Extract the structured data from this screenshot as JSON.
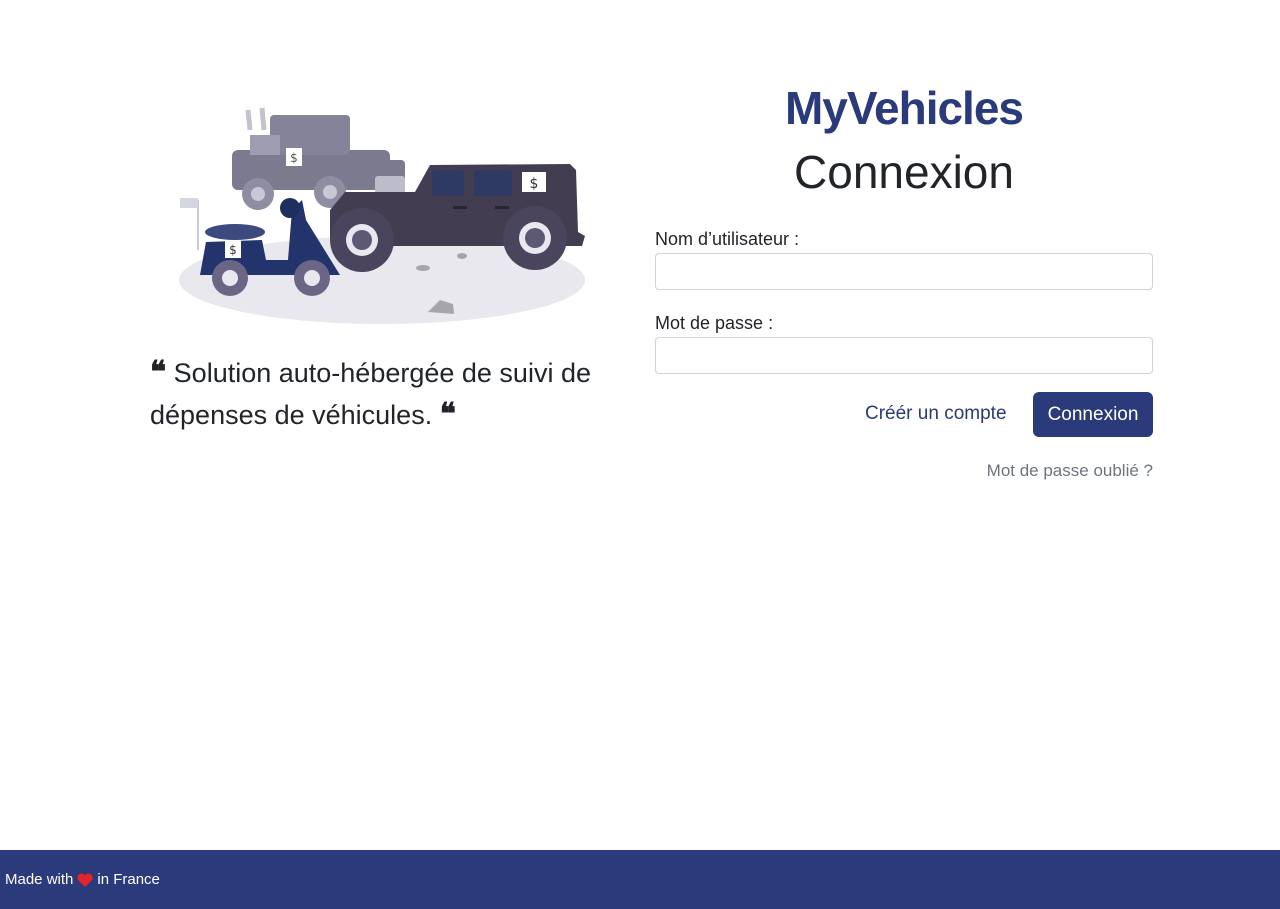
{
  "brand": {
    "name": "MyVehicles"
  },
  "login": {
    "title": "Connexion",
    "username_label": "Nom d’utilisateur :",
    "username_value": "",
    "password_label": "Mot de passe :",
    "password_value": "",
    "create_account_label": "Créér un compte",
    "submit_label": "Connexion",
    "forgot_password_label": "Mot de passe oublié ?"
  },
  "hero": {
    "illustration": "vehicles-illustration",
    "quote_open": "❝",
    "quote_text": "Solution auto-hébergée de suivi de dépenses de véhicules.",
    "quote_close": "❝"
  },
  "footer": {
    "prefix": "Made with",
    "icon": "heart-icon",
    "suffix": "in France"
  },
  "colors": {
    "brand": "#2a3a7a",
    "heart": "#e0262b",
    "muted": "#6c757d"
  }
}
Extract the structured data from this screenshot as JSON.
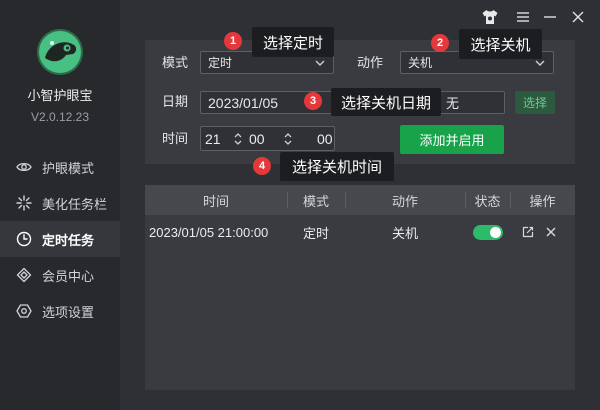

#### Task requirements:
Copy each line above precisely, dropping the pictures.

#### Answer for this exercise:
Extract the structured data from this screenshot as JSON.
{
  "brand": {
    "name": "MyVehicles"
  },
  "login": {
    "title": "Connexion",
    "username_label": "Nom d’utilisateur :",
    "username_value": "",
    "password_label": "Mot de passe :",
    "password_value": "",
    "create_account_label": "Créér un compte",
    "submit_label": "Connexion",
    "forgot_password_label": "Mot de passe oublié ?"
  },
  "hero": {
    "illustration": "vehicles-illustration",
    "quote_open": "❝",
    "quote_text": "Solution auto-hébergée de suivi de dépenses de véhicules.",
    "quote_close": "❝"
  },
  "footer": {
    "prefix": "Made with",
    "icon": "heart-icon",
    "suffix": "in France"
  },
  "colors": {
    "brand": "#2a3a7a",
    "heart": "#e0262b",
    "muted": "#6c757d"
  }
}
Extract the structured data from this screenshot as JSON.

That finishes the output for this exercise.